Regards,cww I've been using Rockwell software since before it was RS.
I will grant that their history of buggy and crashing software is legendary.
The new trend in GUIs in the business world seems to be web interfaces that have the same degree of interactivity as traditional GUI systems. There's also a new version of Sun Java intended for the same market, and Microsoft has come out with something called Silverlight to try to compete as well (although those latter two seem to be going over like a lead balloon in the market so far).
They also have the ability to operate when disconnected from the network and to access files locally.
The best thing going for PLCs is the wide body of knowledge in support.Those (at least the HTML 5 and Flash ones) tend to make the OS itself irrelevant when it comes to user interaction.It's all relatively new, so most people probably haven't seen applications using them yet.On the flip side, I have an incentive now to STAY with A-B now that I've got so much invested in the software.Perhaps they feel that locking people in once they get them is more beneficial to the bottom line than attractive people in the first place. I'm certainly okay paying for technical support and some nominal fee for the software (a hundred bucks, maybe? But paying thousands per copy per year is quite painful. We would be much more willing to look at other PLC vendors if their software were free (or priced reasonably.) I actually like Automation Direct.com's pricing, and I'm okay paying for manuals (it's nominal).-James Ingraham Sage Automation, Inc. It costs considerably more to develop good software than it does automation hardware.In representing Schneider Electric and our programming software, perhaps you would prefer us to add this cost to the price of the hardware?
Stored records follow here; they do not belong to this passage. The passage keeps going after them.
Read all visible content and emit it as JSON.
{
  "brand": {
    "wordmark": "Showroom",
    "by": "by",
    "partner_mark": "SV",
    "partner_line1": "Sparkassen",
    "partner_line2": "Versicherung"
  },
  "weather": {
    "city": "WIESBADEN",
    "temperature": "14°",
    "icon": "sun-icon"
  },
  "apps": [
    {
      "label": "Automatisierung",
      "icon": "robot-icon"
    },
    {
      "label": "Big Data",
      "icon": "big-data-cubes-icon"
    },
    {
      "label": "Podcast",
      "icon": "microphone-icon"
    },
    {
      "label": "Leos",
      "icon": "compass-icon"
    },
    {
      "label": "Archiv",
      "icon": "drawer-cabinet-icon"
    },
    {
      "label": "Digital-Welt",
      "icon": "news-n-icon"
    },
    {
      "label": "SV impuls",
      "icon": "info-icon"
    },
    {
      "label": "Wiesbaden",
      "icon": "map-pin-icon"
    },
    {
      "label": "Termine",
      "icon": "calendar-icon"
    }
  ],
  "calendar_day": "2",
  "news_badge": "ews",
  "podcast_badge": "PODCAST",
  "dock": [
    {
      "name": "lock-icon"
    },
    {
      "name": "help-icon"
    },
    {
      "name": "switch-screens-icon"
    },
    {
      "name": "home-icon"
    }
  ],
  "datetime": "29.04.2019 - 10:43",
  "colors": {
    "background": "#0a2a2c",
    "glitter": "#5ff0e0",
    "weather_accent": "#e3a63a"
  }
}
Like it or not, automation company's are evolving into software vendors.....